EXERCISE PROMPT: Where the records hold the string "desc", show the whole line it sits on.

★ ★ ★ ★

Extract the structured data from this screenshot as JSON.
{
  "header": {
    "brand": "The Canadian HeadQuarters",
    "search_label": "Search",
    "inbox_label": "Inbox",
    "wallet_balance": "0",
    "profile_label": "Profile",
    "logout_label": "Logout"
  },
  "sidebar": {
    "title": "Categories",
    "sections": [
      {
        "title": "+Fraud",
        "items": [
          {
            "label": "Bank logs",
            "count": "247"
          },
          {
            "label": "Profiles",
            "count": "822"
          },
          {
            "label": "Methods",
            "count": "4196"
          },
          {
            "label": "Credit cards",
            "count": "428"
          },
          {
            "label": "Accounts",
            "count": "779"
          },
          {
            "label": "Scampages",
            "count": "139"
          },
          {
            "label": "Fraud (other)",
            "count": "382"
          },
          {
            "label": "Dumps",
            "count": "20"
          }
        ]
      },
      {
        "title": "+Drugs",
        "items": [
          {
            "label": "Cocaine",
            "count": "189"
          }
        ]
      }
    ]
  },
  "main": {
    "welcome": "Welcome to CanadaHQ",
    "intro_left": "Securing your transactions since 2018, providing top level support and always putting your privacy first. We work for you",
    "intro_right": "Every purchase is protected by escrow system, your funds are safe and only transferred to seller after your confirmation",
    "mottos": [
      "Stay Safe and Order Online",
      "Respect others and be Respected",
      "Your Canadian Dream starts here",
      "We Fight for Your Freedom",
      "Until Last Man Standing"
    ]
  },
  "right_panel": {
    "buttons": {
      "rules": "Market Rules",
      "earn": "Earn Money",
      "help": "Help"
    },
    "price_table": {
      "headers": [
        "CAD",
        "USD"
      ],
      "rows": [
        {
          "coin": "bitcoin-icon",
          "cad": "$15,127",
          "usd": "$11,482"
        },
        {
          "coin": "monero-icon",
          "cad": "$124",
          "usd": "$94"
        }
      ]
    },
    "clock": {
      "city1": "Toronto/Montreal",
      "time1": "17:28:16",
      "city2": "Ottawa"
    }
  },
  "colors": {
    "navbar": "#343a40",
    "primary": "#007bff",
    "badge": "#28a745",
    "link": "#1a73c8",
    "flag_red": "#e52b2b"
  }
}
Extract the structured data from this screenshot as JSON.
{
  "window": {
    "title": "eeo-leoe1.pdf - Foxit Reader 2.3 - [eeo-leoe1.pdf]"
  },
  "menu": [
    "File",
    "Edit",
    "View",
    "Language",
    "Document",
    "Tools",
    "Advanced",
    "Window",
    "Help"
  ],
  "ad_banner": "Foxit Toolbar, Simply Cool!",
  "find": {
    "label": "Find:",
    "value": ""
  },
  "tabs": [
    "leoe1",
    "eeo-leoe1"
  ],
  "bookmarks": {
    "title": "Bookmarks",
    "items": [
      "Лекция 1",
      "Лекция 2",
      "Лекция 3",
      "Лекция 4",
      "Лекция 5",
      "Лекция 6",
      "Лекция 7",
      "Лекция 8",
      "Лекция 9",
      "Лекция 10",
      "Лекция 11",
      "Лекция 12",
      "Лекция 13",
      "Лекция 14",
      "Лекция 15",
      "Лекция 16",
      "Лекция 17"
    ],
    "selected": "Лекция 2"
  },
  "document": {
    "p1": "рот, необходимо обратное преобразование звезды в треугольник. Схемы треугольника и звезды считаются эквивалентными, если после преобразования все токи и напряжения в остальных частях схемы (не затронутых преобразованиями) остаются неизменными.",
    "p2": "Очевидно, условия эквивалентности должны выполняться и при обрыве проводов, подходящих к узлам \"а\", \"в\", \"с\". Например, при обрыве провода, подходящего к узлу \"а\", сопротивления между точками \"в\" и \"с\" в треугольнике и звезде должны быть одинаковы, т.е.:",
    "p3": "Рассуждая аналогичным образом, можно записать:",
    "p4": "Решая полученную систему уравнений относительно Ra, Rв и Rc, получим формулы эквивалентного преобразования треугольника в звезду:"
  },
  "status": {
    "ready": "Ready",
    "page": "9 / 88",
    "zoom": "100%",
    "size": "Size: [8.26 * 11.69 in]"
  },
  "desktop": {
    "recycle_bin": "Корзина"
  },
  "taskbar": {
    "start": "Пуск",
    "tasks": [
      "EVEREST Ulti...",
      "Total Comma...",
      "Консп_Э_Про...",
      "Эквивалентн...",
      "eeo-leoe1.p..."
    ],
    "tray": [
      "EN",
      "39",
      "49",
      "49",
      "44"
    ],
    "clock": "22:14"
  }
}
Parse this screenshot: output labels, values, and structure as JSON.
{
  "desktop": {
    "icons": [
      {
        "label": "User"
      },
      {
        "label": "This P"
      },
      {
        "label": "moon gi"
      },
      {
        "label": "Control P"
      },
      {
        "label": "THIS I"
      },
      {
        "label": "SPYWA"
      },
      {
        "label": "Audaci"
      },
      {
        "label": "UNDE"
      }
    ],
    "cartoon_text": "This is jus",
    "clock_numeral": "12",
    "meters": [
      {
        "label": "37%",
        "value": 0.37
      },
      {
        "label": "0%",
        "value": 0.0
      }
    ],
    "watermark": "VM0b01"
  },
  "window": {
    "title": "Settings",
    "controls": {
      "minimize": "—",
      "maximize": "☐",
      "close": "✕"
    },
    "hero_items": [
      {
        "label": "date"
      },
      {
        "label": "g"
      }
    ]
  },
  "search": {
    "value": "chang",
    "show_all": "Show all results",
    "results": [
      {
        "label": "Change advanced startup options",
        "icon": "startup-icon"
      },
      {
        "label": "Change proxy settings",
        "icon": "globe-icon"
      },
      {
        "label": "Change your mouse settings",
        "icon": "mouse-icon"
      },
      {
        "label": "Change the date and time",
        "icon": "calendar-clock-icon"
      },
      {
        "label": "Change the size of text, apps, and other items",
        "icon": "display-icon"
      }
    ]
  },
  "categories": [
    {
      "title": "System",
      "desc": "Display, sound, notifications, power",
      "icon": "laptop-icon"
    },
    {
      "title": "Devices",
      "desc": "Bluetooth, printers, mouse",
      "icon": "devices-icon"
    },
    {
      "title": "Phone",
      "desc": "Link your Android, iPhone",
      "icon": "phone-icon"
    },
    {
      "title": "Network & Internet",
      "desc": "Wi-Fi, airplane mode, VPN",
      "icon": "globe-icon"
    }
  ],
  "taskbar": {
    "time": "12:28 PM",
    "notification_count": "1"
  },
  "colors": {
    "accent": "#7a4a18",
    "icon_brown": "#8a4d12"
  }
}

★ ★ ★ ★

ANSWER TO THE PROBLEM:
      "desc": "Display, sound, notifications, power",
      "desc": "Bluetooth, printers, mouse",
      "desc": "Link your Android, iPhone",
      "desc": "Wi-Fi, airplane mode, VPN",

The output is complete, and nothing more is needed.